When it comes to software development, maintaining and updating database schemas without interrupting service can be a challenge. Database migration plays the role of the main actor in the migration process, especially for the Node.js ecosystem.

Regarding database migration, this means managing the incremental, reversible changes and version control to your database schema. Developers use database migration to change the database schema and apply changes to existing ones.

Defining Database Migration

Imagine you’re building a house, and after living in it for a while, you decide to add a new room or change the layout of the kitchen. In software development, your database is like your house, and as your application grows, you need to make changes to its structure or “architecture” without tearing it down and starting from scratch.

Database migration tools in Node.js help developers add these “rooms” or make “layout changes” smoothly and effectively. Many organizations choose to hire Node.js developers to utilize various tools and techniques to manage database schema changes effectively.

Importance of Database Migrations

Database migrations are essential for several reasons:

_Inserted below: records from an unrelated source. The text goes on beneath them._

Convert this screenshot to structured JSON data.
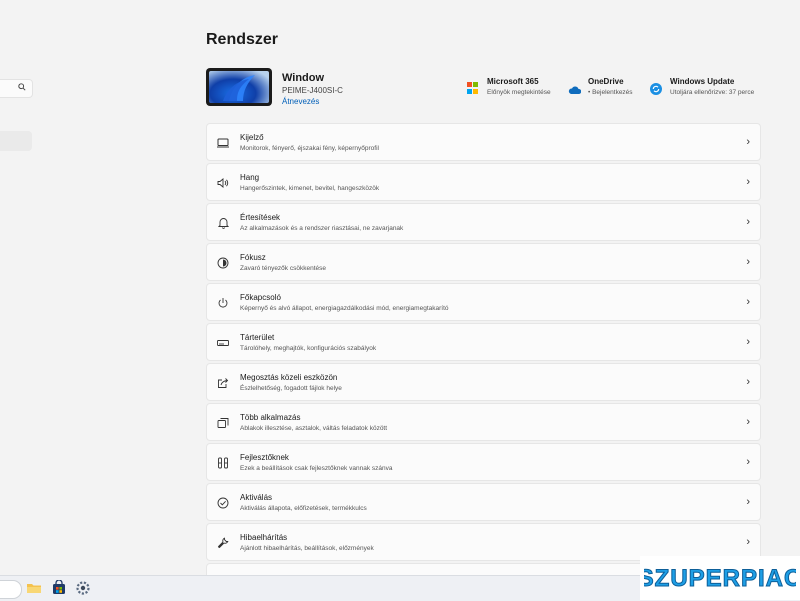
{
  "page_title": "Rendszer",
  "device": {
    "name": "Window",
    "model": "PEIME-J400SI-C",
    "rename_label": "Átnevezés"
  },
  "services": [
    {
      "name": "Microsoft 365",
      "sub": "Előnyök megtekintése",
      "icon": "microsoft-icon"
    },
    {
      "name": "OneDrive",
      "sub": "• Bejelentkezés",
      "icon": "onedrive-cloud-icon"
    },
    {
      "name": "Windows Update",
      "sub": "Utoljára ellenőrizve: 37 perce",
      "icon": "windows-update-icon"
    }
  ],
  "settings": [
    {
      "title": "Kijelző",
      "desc": "Monitorok, fényerő, éjszakai fény, képernyőprofil",
      "icon": "display-icon"
    },
    {
      "title": "Hang",
      "desc": "Hangerőszintek, kimenet, bevitel, hangeszközök",
      "icon": "speaker-icon"
    },
    {
      "title": "Értesítések",
      "desc": "Az alkalmazások és a rendszer riasztásai, ne zavarjanak",
      "icon": "bell-icon"
    },
    {
      "title": "Fókusz",
      "desc": "Zavaró tényezők csökkentése",
      "icon": "focus-icon"
    },
    {
      "title": "Főkapcsoló",
      "desc": "Képernyő és alvó állapot, energiagazdálkodási mód, energiamegtakarító",
      "icon": "power-icon"
    },
    {
      "title": "Tárterület",
      "desc": "Tárolóhely, meghajtók, konfigurációs szabályok",
      "icon": "storage-icon"
    },
    {
      "title": "Megosztás közeli eszközön",
      "desc": "Észlelhetőség, fogadott fájlok helye",
      "icon": "share-icon"
    },
    {
      "title": "Több alkalmazás",
      "desc": "Ablakok illesztése, asztalok, váltás feladatok között",
      "icon": "multitasking-icon"
    },
    {
      "title": "Fejlesztőknek",
      "desc": "Ezek a beállítások csak fejlesztőknek vannak szánva",
      "icon": "developer-tools-icon"
    },
    {
      "title": "Aktiválás",
      "desc": "Aktiválás állapota, előfizetések, termékkulcs",
      "icon": "checkmark-circle-icon"
    },
    {
      "title": "Hibaelhárítás",
      "desc": "Ajánlott hibaelhárítás, beállítások, előzmények",
      "icon": "wrench-icon"
    }
  ],
  "watermark": "SZUPERPIAC",
  "colors": {
    "accent": "#005fb8",
    "background": "#f3f3f3",
    "card": "#fbfbfb",
    "watermark": "#1e9fe6"
  }
}
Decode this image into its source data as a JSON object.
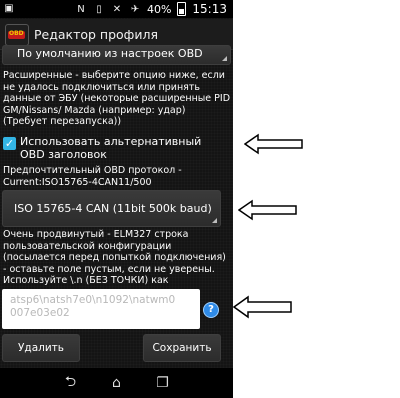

1. Version Control

Just like your application code, your database schema should be version-controlled. Migrations keep track of changes and allow you to move back and forth between different versions of your database schema easily.

2. Team Collaboration

Migrations make it easier for teams to collaborate. When multiple developers are working on the same project, migrations ensure that everyone has the latest database schema.

3. Deployment Automation

Automated migrations simplify the deployment process by ensuring that database changes are applied correctly and in the right order during the deployment.

Database Migration Tools in Node.js

There are different tools available for handling database migrations in Node.js. Some of the most popular are Sequelize, Knex.js, and Migrate. The tools are versatile, they enable things like defining migrations tasks and executing or reverting migrations.

The choice of the tool will be determined by the project’s precise needs, including database schema complexity and the management system (DBMS) you are using.


Sequelize is an ORM (Object-Relational Mapping) for Node.js, which supports different databases. An alternative option is running the command line to define your models/migrations which makes Sequelize an appealing framework for the development of large/complex applications by teams.


Knex.js is a query builder for Node.js, which uses SQL commands and can connect with a variety of database systems. It will also have a migration CLI tool that perfectly assists developers during the management of database seeds and migrations. Knex works well for very detailed queries and requires high precision in SQL queries.


Migrate is a lightweight database migration tool. It doesn’t lock you into a particular ORM or query builder; therefore, it’s a flexible option for projects that might switch databases or use multiple databases.

Steps for Managing Database Migrations

1. Initialization

Set up your chosen migration tool within your Node.js project. This usually involves installing the tool via npm and possibly configuring some files to specify how the migrations should be executed.

2. Creating Migrations

Whenever you need to change the database schema, you create a new migration. The migration file contains the necessary changes, often in the form of “up” (apply change) and “down” (revert change) functions.

3. Running Migrations

Apply the migration to your database using your migration tool’s command-line interface. This updates the database schema to the new version.

4. Reverting Migrations

If something goes wrong or you need to go back to a previous database schema version, you can revert your migrations. This is where the “down” function in your migration files comes into play.

Best Practices

Test Your Migrations

Before applying migrations to your production database, test them in a development or staging environment. This helps catch any issues before they can affect your live application.

Keep Migrations Reversible

Design your migrations so they can be easily reverted. This makes it safer to deploy changes and easier to roll back if needed.

Document Your Migrations

Provide clear descriptions of what each migration does. This documentation serves as the ultimate guide for members of the team who need to comprehend the rationale behind various migrations.


Database migration is one of the vital components of modern web development and it makes sure that you don’t break your application while updating database schema. While the technical aspects of database migration can be complex, the fundamental concept is straightforward: it’s all about making controlled and reversible changes to your database schema.